If there’s one major criticism, it could be that Incursion and Meltdown don’t feel as unique from each other as one would like. This is somewhat mitigated by the map structures – Meltdown is three lane-based while Incursion is a more linear straight path – but the criticism still stands. There’s also the issue that there aren’t a whole lot of maps to choose from. I really expected at least three to four maps per mode as opposed to two. But such is the hand Gearbox has dealt.
"Battleborn may be up your alley but in the war of the hero shooters, it’s own failings end up being its worst possible enemy."
In the end, Battleborn is clearly a game filled to the brim with details and things to do. There are missions to complete, heroes to master, loot to earn, matches to battle in, lore to unlock, taunts to be dealt and load-outs to fine-tune. But just know that its massive potential is hampered by a campaign which can be fun if repetitive at best and punishingly stupid at its worst with an uneven story and too much back and forth hamming. The gameplay itself is fun (though its shooting isn’t as enjoyable as Borderlands, let-alone Overwatch or Destiny) and mastering a character for different situations while playing with friends is a blast.

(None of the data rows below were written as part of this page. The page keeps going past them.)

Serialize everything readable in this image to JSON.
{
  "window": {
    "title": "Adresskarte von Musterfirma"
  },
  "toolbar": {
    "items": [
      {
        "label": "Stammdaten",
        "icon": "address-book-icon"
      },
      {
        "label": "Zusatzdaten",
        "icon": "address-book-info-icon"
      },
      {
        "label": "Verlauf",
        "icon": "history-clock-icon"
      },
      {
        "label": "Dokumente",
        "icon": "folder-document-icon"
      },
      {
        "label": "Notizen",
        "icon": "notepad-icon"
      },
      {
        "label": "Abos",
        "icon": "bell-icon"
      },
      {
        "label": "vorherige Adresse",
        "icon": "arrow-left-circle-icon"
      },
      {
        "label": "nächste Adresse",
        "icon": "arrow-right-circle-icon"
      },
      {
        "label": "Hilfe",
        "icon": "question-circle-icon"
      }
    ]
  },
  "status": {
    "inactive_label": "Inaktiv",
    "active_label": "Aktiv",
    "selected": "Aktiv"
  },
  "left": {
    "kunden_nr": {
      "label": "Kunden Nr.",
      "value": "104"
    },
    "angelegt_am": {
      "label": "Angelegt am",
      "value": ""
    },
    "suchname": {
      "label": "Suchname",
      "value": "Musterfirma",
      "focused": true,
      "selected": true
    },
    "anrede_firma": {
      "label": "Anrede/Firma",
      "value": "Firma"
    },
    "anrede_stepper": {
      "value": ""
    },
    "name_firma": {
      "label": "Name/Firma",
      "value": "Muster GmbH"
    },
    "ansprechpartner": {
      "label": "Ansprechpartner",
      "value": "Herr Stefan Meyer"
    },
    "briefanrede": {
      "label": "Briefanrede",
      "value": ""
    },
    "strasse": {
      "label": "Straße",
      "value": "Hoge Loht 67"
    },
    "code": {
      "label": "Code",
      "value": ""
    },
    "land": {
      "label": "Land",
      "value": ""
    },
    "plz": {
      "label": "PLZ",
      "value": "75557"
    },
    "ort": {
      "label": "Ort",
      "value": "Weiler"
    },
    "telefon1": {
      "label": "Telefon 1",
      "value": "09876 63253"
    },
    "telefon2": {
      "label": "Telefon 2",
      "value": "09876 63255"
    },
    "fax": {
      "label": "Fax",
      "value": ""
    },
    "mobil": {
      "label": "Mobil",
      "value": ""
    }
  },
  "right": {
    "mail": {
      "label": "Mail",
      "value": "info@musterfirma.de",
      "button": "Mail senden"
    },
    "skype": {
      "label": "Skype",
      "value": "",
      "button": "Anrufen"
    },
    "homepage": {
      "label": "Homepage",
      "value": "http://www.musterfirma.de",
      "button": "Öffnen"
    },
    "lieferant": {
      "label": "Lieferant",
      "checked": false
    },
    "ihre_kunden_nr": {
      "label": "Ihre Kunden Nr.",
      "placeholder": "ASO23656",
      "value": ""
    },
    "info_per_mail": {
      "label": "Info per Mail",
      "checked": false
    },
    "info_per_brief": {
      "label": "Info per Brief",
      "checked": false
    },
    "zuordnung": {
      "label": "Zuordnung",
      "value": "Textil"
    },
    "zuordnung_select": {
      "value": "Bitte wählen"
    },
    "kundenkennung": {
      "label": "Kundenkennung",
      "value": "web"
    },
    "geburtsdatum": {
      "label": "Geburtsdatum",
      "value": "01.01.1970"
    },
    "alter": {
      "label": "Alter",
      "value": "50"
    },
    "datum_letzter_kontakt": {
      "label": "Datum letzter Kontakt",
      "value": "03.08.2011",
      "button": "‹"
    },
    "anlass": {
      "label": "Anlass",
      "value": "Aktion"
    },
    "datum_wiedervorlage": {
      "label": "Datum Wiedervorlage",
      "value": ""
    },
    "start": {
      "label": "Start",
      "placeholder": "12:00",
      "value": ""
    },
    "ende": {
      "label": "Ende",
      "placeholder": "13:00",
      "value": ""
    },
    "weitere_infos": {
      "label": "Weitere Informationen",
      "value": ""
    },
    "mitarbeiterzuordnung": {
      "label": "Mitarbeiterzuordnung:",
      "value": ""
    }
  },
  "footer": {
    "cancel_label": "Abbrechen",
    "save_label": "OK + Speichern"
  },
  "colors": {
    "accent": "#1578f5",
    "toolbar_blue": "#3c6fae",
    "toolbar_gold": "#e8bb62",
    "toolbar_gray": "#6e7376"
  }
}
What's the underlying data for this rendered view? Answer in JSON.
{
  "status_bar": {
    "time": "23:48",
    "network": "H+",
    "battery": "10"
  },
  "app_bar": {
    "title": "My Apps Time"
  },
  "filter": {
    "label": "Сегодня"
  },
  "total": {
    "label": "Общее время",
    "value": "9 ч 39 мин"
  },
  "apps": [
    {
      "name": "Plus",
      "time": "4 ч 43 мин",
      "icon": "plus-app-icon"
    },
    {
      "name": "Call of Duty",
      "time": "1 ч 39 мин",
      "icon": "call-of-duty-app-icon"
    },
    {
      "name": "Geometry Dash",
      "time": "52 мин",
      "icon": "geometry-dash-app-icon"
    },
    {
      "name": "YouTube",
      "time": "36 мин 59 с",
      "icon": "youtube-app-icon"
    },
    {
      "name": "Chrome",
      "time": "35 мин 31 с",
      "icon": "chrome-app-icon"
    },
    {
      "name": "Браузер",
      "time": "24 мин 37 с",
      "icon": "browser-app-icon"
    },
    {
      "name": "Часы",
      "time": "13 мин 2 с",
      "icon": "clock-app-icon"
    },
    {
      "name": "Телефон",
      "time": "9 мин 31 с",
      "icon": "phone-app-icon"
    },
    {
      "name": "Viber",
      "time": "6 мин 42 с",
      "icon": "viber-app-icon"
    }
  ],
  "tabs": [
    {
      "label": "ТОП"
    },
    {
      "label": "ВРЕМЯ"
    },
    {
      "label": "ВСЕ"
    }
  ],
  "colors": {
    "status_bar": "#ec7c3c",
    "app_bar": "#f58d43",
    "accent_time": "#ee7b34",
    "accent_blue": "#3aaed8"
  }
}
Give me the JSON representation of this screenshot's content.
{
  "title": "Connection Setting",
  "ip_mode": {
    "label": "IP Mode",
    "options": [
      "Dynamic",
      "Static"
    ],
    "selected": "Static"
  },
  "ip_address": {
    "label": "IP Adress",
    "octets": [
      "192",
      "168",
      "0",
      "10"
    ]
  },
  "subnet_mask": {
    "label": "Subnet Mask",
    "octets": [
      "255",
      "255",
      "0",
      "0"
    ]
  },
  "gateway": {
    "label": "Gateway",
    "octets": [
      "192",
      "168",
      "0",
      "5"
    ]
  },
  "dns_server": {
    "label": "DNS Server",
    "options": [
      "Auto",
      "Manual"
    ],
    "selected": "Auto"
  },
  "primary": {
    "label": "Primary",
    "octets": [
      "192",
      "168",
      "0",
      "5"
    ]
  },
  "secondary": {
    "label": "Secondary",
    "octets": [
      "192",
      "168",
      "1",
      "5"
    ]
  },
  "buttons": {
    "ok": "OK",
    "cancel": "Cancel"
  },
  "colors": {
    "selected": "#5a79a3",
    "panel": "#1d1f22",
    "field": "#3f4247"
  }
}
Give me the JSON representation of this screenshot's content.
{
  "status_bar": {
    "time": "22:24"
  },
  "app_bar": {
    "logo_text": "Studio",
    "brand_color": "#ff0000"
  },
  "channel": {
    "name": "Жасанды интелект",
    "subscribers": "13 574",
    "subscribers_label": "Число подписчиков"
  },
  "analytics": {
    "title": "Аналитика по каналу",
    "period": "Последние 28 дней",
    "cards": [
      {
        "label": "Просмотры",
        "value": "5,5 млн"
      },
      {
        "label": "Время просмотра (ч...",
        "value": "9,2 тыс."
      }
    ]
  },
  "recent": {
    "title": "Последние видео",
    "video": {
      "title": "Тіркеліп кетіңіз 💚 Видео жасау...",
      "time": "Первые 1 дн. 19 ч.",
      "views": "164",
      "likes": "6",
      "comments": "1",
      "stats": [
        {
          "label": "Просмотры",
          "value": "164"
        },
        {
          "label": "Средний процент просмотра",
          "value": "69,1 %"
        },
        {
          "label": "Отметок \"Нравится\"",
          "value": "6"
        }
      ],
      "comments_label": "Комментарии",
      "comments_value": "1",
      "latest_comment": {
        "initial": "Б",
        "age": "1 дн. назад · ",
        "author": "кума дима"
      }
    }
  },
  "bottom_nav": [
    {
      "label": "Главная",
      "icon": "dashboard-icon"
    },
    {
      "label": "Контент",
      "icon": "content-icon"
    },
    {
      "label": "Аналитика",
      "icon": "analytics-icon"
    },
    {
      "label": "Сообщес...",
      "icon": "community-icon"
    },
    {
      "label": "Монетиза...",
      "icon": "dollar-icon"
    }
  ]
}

Enough also can’t be said about the visuals which are colourful and at times overwhelming with the amount of detail on display.
I just wish there were more PvP maps to battle on. I wish there were more unique missions that didn’t make me feel like I was wasting my time with each failure. In a way, I wish Battleborn could’ve been more like Borderlands. It’s not fair to compare the two and they’re honestly nothing alike mechanically but more in the sense that the latter represents far better design and story-telling overall. Battleborn feels like it still needs a strong amount of polish (especially when it comes to performance on PC) and some major design changes to feel more fun and rewarding.
If you’re willing to put in the time to learn its unique characters and mechanics or want a unique competitive FPS experience, Battleborn may be up your alley but in the war of the hero shooters, it’s own failings end up being its worst possible enemy.
This game was reviewed on the PC.
Beautiful art-style that's unique with a sense of immense scale. Fun cast of characters and clever writing at times. Interesting narrative filled with cool bosses to fight and challenges to overcome. Huge roster of characters promises tons of variety. PvP offers an entertaining take on the MOBA genre.
Punishing mission objective failures make you feel like you've wasted your time. Dialogue gets too heavy-handed and hammy. Repetitive and boring mission objectives at times. Not enough innovation given the potential of its story and characters. PvP map selection feels barren. Performance could be better on PC.
Battleborn feels like it's squandered the majority of its potential with its execution. If enough polish is applied and the objectives made less punishing, it could warrant investment for the PvP. But the limited number of PvP maps, lack of unique missions and shabby story are still severe negatives.